Hormones: The Basic Facts
Do sex hormones play a role in MS?
Yes. Studies and clinical observations involving people with MS reveal that young women are more susceptible to MS than young men and that women have fewer MS attacks during the third trimester of pregnancy.
Do male sex hormones play a role in MS?
Scientists believe that the reason young women are more likely to get MS than young men is, in part, because MS is an autoimmune disease. There is a higher prevalence of other autoimmune diseases, such as lupus and rheumatoid arthritis, among young women than among young men. Men who get MS tend to get it later in life than women.
Some animal studies suggest that this may be because testosterone levels are high enough in young men to prevent these diseases. Studies in mice with an MS-model disease show a distinct link between low testosterone and worsening disease. Testosterone levels in men begin to decline modestly after the age of 30. There is also some evidence that MS may take a more aggressive course in men, once it begins. This sex-related difference warrants more research.
Do female sex hormones play a role in MS?
A number of studies of women with MS give us inconclusive results. Fluctuating levels of female sex hormones have not been shown to affect relapses or MRI results. In a 1992 study of women with MS during menopause, women reported feeling worse with menopause and better with hormone replacement therapy. But these changes in subjective symptoms may or may not be related to MS.
Pregnancy and MS relapses
Over the years, studies have clearly shown that women with autoimmune diseases including MS tend to do better during pregnancy. The diseases rebound during the postpartum period.

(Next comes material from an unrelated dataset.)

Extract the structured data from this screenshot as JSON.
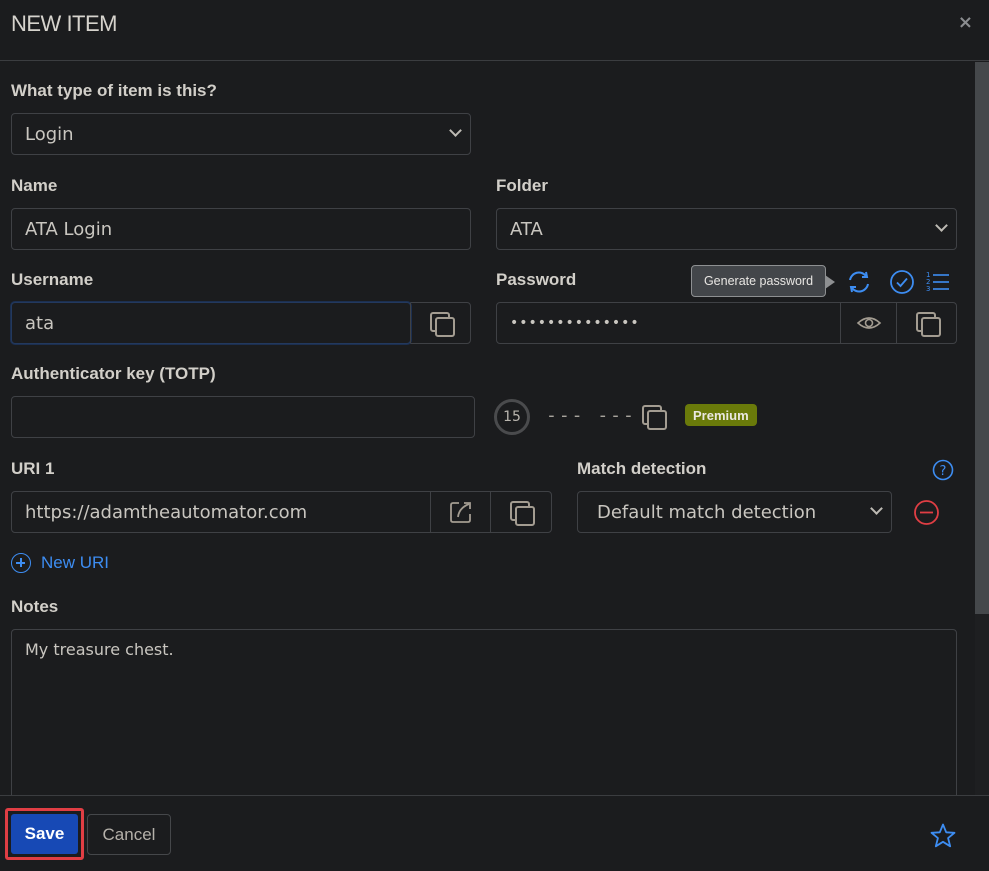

In a 1998 study of 254 pregnant women with MS, Pregnancy in Multiple Sclerosis (or PRIMS), a 71% reduction in relapses was reported during the third trimester. Rates then increased during the first three months postpartum, returning to pre-pregnancy rates.
Can we predict who is most likely to relapse after giving birth?
In a recent follow-up report of the PRIMS study, the researchers attempted to predict which women would or would not relapse during the postpartum period. The most significant predictor was the individual's level of MS activity prior to pregnancy. If a woman had a relatively active relapsing form of the disease, she was more likely to relapse postpartum.
Does pregnancy affect MS-related disability?
If the number of relapses during the third trimester is reduced by 71%, what about the effect of pregnancy on the accumulation of disability? Does pregnancy ultimately slow down the onset of disability?
We don't know yet. The PRIMS study showed that disability continued to accumulate for the next two years at a rate unaffected by pregnancy and the postpartum period. However, two smaller studies that followed participants for longer periods of time, found that later development of disability was reduced with pregnancy, and one of these studies showed that a full-term pregnancy increased the time interval to reach a common disability end-point, such as needing a cane or crutch.
An earlier study from 1995, which followed women with relapsing-remitting MS, found a significantly decreased risk of the disease evolving into secondary progressive MS in those women who became pregnant after MS onset.
Can pregnancy prevent MS?
No. Studies to date suggest that there are no correlations between pregnancy and a lowered risk of developing MS.
Why is pregnancy temporarily protective?
Pregnancy is a complex event that involves numerous changes in body chemistry. Leading candidates that may play a role in disease improvement include estrogens, progesterone, alpha-fetoprotein, and vitamin D.
Two estrogens, estradiol and estriol, have been shown to be protective in animal models of MS when given in doses equal to or greater than those found in pregnancy. Estradiol is an estrogen associated with the menstrual cycle and estriol is unique to pregnancy.
Studies in 2002 and 2003 of estriol in pill form taken by women with MS showed that treatment caused a decrease in lesions on MRI and induced a favorable effect on immune responses. Further trials of estriol treatment for MS are now in the planning stages.
Treatment with a combination of pregnancy factors is becoming an increasingly attractive idea, and estrogens, progesterone, and/or others are primary candidates for use in future trials looking for ways to prevent the postpartum relapse.
Could estrogens in oral contraceptives protect in MS?
The use of oral contraceptives in healthy women has shown no effect on the risk of developing MS. This suggests that the estrogens in oral contraceptives may not be the right type, combination, and/or dosage.
What does the future hold for estrogens and MS treatment?
Many more studies need to be done before we begin to know. One area of future investigation will be to determine whether estrogens may be more than just anti-inflammatory, but actually directly neuroprotective. It is possible that one day a drug that sustains the pregnancy levels of estrogen may help to protect against disease activity in MS.